- _EXERCISE DIRECTIONS_: Pull each line containing "TLEs" out of the data and copy it.

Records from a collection
· · · · ·
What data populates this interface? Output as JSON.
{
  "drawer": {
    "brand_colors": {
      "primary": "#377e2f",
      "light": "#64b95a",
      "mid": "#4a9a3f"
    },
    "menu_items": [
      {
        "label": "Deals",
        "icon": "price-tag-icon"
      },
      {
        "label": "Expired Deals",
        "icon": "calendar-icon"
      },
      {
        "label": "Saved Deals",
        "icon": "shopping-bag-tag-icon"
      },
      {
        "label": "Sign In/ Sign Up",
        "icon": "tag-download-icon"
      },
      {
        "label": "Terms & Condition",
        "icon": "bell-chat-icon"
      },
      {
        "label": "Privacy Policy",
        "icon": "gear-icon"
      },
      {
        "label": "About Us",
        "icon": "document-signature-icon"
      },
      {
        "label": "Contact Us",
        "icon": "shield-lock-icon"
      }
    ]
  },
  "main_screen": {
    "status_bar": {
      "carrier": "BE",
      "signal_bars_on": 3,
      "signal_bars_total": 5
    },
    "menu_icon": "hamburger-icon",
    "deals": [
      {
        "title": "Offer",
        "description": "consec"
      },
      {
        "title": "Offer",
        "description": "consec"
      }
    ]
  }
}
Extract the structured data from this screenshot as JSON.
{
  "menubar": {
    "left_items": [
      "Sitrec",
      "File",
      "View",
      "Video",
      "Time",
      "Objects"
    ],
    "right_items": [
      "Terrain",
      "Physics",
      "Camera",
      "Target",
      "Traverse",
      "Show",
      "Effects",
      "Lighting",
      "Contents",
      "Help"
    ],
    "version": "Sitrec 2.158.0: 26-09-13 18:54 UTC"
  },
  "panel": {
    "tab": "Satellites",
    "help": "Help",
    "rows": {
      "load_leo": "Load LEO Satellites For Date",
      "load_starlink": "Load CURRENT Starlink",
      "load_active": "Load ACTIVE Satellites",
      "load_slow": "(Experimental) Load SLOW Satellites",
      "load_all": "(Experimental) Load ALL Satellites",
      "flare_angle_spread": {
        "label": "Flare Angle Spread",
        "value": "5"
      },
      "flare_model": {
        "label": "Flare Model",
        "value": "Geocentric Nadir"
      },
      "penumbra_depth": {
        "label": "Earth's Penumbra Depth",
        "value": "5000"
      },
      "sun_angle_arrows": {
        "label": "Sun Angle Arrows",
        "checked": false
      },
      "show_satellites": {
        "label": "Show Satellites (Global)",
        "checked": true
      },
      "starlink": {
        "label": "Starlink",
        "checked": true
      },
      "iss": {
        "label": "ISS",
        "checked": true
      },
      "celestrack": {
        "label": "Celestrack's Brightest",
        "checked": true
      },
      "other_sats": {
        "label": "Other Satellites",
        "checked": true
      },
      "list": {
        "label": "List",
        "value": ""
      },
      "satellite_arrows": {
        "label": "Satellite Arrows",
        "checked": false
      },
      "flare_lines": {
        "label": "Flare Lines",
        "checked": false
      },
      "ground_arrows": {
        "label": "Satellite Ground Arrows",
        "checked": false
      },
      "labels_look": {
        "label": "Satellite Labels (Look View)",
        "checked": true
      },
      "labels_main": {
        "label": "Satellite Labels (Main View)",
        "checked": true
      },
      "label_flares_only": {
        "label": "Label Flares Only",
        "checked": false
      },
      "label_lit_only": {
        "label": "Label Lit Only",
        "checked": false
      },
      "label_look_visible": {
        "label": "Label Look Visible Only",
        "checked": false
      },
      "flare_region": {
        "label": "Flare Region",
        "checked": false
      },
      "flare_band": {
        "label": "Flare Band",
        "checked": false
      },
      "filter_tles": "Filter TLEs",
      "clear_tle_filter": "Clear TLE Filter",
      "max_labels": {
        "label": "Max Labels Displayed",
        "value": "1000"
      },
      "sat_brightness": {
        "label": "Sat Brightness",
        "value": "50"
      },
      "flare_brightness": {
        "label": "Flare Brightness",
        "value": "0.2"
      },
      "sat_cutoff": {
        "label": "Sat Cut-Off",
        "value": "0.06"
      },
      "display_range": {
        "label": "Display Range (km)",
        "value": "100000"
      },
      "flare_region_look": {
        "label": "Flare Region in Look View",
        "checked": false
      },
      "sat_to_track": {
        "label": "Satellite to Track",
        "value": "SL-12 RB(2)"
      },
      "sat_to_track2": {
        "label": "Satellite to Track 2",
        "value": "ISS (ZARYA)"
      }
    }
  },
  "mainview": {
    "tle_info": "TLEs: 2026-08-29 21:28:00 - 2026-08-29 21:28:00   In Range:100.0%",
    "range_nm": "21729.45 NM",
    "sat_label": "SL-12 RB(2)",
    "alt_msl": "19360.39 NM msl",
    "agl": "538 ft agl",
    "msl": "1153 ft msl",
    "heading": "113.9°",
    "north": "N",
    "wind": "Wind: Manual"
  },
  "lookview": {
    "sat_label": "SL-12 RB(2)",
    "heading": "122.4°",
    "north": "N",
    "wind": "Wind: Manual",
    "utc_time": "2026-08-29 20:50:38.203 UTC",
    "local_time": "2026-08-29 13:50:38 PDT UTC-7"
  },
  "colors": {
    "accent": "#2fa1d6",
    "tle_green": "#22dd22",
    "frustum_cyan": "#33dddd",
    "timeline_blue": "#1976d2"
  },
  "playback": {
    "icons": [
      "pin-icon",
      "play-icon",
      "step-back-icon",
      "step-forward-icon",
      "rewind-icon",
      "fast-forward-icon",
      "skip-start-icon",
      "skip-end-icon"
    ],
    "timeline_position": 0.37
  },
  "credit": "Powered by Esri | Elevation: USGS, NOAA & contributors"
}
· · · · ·
- _COMPLETED TASK_:
      "filter_tles": "Filter TLEs",
    "tle_info": "TLEs: 2026-08-29 21:28:00 - 2026-08-29 21:28:00   In Range:100.0%",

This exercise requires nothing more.